Jane Austen’s historic home and museum in Chawton, Hampshire, became the centre of a tragic tale this year. Like many museums all over the world, the museum was forced to close in March due to the coronavirus pandemic.
This meant the house where Jane Austen lived and wrote Pride and Prejudice, Emma, Sense and Sensibility – all six of her novels – was on the brink of permanent closure. Without visitors, the house had no way of covering its costs.
Nine months and a successful fundraising appeal later and Jane Austen’s House has not only been able to reopen, but it has also become an enchanting destination online.

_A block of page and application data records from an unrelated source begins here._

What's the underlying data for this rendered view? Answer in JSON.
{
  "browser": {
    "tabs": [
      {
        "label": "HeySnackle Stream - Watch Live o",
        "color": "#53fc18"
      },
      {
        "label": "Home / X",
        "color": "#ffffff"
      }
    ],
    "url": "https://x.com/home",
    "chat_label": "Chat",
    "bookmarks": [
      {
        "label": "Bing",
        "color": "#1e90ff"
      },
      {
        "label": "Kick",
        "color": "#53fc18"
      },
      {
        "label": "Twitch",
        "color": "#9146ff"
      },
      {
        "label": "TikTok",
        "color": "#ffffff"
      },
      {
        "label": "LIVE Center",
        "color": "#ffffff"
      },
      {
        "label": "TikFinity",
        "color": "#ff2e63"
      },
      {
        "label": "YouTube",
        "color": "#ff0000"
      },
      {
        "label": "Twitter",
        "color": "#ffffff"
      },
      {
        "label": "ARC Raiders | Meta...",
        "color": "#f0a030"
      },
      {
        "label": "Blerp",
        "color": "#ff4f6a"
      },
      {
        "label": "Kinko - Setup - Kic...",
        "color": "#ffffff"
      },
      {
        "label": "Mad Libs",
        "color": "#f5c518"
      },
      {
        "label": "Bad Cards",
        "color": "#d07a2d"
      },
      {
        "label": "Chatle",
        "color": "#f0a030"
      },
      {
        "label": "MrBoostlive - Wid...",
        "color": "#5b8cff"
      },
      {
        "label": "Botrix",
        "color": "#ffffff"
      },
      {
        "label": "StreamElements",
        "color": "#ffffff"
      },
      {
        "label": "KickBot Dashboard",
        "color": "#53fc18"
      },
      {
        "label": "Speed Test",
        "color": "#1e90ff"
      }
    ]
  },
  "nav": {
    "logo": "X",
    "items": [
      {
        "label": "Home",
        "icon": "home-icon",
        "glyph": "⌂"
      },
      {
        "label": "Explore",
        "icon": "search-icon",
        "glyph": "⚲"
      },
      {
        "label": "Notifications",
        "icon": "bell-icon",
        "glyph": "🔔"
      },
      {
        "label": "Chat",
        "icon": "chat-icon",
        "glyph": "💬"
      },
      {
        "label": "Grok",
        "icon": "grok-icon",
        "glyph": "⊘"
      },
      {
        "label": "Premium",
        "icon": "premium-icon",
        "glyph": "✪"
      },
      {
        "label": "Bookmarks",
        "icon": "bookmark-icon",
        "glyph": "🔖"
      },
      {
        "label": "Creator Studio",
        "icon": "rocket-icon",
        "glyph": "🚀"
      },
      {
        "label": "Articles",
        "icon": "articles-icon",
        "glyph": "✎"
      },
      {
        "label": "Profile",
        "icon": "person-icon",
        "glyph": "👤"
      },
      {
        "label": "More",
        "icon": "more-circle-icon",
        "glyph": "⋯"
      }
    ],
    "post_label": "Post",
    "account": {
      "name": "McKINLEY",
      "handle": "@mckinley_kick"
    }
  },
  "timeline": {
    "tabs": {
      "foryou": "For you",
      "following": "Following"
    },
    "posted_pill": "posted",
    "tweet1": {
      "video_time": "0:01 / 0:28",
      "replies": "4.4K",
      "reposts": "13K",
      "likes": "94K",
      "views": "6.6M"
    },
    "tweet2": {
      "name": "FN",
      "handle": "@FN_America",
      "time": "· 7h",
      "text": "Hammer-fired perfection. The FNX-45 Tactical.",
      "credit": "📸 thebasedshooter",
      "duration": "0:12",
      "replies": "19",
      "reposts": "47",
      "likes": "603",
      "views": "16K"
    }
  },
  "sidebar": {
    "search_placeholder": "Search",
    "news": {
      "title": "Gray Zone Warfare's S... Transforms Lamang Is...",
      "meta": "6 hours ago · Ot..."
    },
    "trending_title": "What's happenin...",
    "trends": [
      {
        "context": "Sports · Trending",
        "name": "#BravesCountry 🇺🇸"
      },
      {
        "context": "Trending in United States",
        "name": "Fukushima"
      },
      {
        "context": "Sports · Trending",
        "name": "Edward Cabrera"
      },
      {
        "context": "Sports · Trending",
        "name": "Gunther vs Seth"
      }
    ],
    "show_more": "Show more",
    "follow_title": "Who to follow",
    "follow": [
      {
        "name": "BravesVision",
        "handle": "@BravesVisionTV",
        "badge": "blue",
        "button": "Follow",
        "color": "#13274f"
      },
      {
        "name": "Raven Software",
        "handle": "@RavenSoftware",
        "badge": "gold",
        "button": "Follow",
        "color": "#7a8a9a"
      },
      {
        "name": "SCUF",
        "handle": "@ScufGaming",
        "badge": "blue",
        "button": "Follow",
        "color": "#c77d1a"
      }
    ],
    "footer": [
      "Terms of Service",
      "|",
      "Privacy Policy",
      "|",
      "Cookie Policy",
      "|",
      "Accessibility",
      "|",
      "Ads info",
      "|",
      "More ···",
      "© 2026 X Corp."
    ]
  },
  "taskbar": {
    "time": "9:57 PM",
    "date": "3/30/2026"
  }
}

From Austen-themed chats and guided virtual tours to remote get-togethers celebrating all things Jane Austen, the museum now hosts a range of digital events and experiences for “Janeites” all over the world.
By rounding up my favourite recent Jane Austen’s House community-led initiatives, I hope to inspire other museums, big and small, to connect with their visitors in new and meaningful ways.
Austen Wednesdays, cheerfully announced by the wonderful Lucy Worsley, is a monthly conversation series with leading historians, authors and Jane Austen aficionados.
Historian Lucy Worsley introduces Austen Wednesdays.
The conversations are hosted by a member of the museum’s staff and recorded on YouTube (they’re free to watch, but donations are always appreciated).
The first three Austen Wednesdays are very different, enlightening conversations about Jane Austen’s beloved characters, regency fashion and the writer’s family and friends.
Questions from the interviewer and Austen fans on social media guide the chats, which then are posted on the museum’s website and YouTube channel so viewers can watch at their leisure.
This video series is a consistent, engaging and informative way to connect with the Jane Austen community – people who may have visited the museum before or people who simply love Jane’s novels – online.
Jane Austen’s House From Home
Not your typical 360° tour, this virtual walk around Jane Austen’s Chawton home includes lively audio clips, facts about each room and treasured objects (including her writing table) and colourful illustrations dressed in true Austen fashion.
While you can discover a lot about the house on your own, you can also go on a guided virtual tour with a member of the museum’s team (£5 per ticket). These one-hour walks are designed for small groups so people can chat with one other and ask questions throughout.
As this study shows, having an expert guide take visitors on a virtual tour creates a richer experience.
Having never visited the house myself and coming away with a sense of how Jane Austen lived, along with her mother, sister and friend, is in my opinion, a virtual tour triumph.
Online Christmas Experience (and Gingerbread Challenge)
Christmas came early at the Jane Austen House. The Twelve Days of Christmas kicked off online on November 25th. The seasonal special is a festive calendar of sorts with 12 Christmas traditions, recipes, quotes and games from Jane Austen’s letters, novels and close friend’s recipe book.
The cherry on top? Accompanying audio recordings by Emma Thompson.
Mixed media is sprinkled throughout the online experience, as well as other little treats for the visitor. Without giving too much away, there is a gingerbread challenge tucked into one of the days. Not only is it a fun idea for a home activity, everyone is encouraged to get creative and submit a photo of their gingerbread biscuit to the museum’s online gallery.
There are many reasons this online Christmas experience is a most wonderful delight, with three of the top being:
- The experience is built around the museum’s collection and specialist knowledge
- It’s user-friendly and easy to navigate
- Visitors are encouraged to get involved at home and become a part of the celebration, which leads to higher engagement and great user-generated content
Virtual Birthday Tea Party
Jane Austen was born on December 16th, 1775. To mark the occasion, what would have been her 245th birthday, Jane Austen’s House put on an evening of virtual celebrations.
Over 230 people joined in from all over the world, most donning beautiful bonnets and raising their teacups to the esteemed writer.
Throughout the course of an hour, the party’s attendees listened to a tribute to Jane Austen, learned about Christmas foods and drinks that Jane would have enjoyed, tested their Austen knowledge with a fun quiz, and more!
The virtual get-together was a success on many different levels:
- The hour was filled with expert speakers, fun activities and group participation
- Jane Austen fans from anywhere in the world could join the celebration
- Each ticket raised money for the museum
- Attendees learned about other events and digital experiences at the museum
Jane Austen’s House, like many museums this year, suffered devastating losses because of the pandemic. Their doors shut, visitor income vanished and most of their staff were furloughed.
While things haven’t returned to “business as usual” – and very well might not anytime soon – this treasured site of literary importance persevered.
One area in which they’ve successfully turned their focus towards is their digital strategy. From a new monthly video series and guided virtual tour to an engaging online Christmas experience and remote birthday celebration, Jane Austen’s House illustrates the value of creating community-driven digital content and experiences.
If you’d like to find out about how your museum or heritage organisation can make your digital content stand out and capture your community’s attention, don’t hesitate to get in touch. At CBA Content, we help cultural organisations with everything from ideation and planning to creation and analysis.